One other shock upset fell in the women’s doubles. Chinese Taipei’s Lee Chia Hsin and Teng Chun Hsun (winners of last month’s YONEX Bendigo International 2022) are on track to boost their growing world ranking (currently at 46) after defeating the seventh seeds and world number 16 duo, Rin Iwanaga and Kiw Nakanishi in two straight games.
- Lee Chia Hsin/Teng Chun Hsun (TPE) vs Rin Iwanaga/Kie Nakanishi (JPN) 21-15 21-14
Another pair to keep a close eye on this week is the Aimsaard sisters. Two weeks ago the pair won the HYLO Open 2022 and today they made light work of their Canadian opponents.
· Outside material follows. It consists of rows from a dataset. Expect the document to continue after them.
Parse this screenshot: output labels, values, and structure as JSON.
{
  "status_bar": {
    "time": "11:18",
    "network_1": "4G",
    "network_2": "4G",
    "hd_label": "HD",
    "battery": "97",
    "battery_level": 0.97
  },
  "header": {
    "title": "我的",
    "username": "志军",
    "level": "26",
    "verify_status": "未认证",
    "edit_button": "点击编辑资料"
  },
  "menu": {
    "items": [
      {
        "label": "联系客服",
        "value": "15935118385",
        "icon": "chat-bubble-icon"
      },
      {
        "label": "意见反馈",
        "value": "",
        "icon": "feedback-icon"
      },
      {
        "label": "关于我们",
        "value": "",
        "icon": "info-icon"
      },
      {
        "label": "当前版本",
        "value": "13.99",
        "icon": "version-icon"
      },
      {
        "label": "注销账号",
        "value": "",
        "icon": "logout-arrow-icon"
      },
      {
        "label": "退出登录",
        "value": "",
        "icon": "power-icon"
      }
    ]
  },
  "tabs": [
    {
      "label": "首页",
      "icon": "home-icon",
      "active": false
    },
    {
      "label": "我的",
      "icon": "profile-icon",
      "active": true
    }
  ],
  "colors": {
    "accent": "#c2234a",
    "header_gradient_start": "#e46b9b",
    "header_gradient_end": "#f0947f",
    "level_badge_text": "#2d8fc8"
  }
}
- Benyapa Aimsaard/Nuntakarn Aimsaard (THA) vs Rachel Honderich/Kristen Tsai (CAN) 21-9 21-12
As the evening progressed, it became clear that Weng Hong Yang (China) was no match for his fellow compatriot Shi Yu Qi in Australia, who is finding the form which led him to world number 2 four years ago (currently at 29). Similarly, the reigning Olympic men’s doubles champions (Lee/Wang) disposed of their Japanese opponents in two comfortable games spanning over 34 minutes.
- Shi Yu Qi (CHN) vs Weng Hong Yang (CHN) 21-14 21-7
- Lee Yang/Wang Chi-Lin (TPE) vs Keiichiro Matsui/Yoshinori Takeuchi (JPN) 21-10 21-9
Finally, the last match of the evening started as a game of two halves as the second seed Loh Kean Yew aimed to prevent another major casualty. The looming qualification of the World Tour Finals was not as much of a worry for the already qualified Singaporean and he looked like he was in for an easy win after the opening game. But suddenly, Li was able to find the answers to get past Loh’s speedy footwork and steep smashes to retaliate and set the game level. To the delight of the crowd, the match came right down to the wire as Li held two match points at 20-18. However, a couple of bald decisions to leave the fast (and every so slightly wide) drives from Li helped Loh to recover and take the game on his second time of asking.
- Loh Kean Yew (SGP) vs Li Shi Feng (CHN) 21-10 12-21 23-21
“It was close and he played a very good game and I am happy I won in the end. He got into the rhythm much better and was more patient in the second game. I’m just focusing on my own match and always taking it one point at a time”, says Loh Kean Yew.
View all results from today’s round of 16 matches on Tournament Software.
Day Four – Quarterfinals
The quarterfinals will begin at 3pm (AEDT) on Friday 18 November 2022. Follow all results and draws on Tournament Software.
All matches will be available to watch on the live stream via the BWF TV YouTube Channel.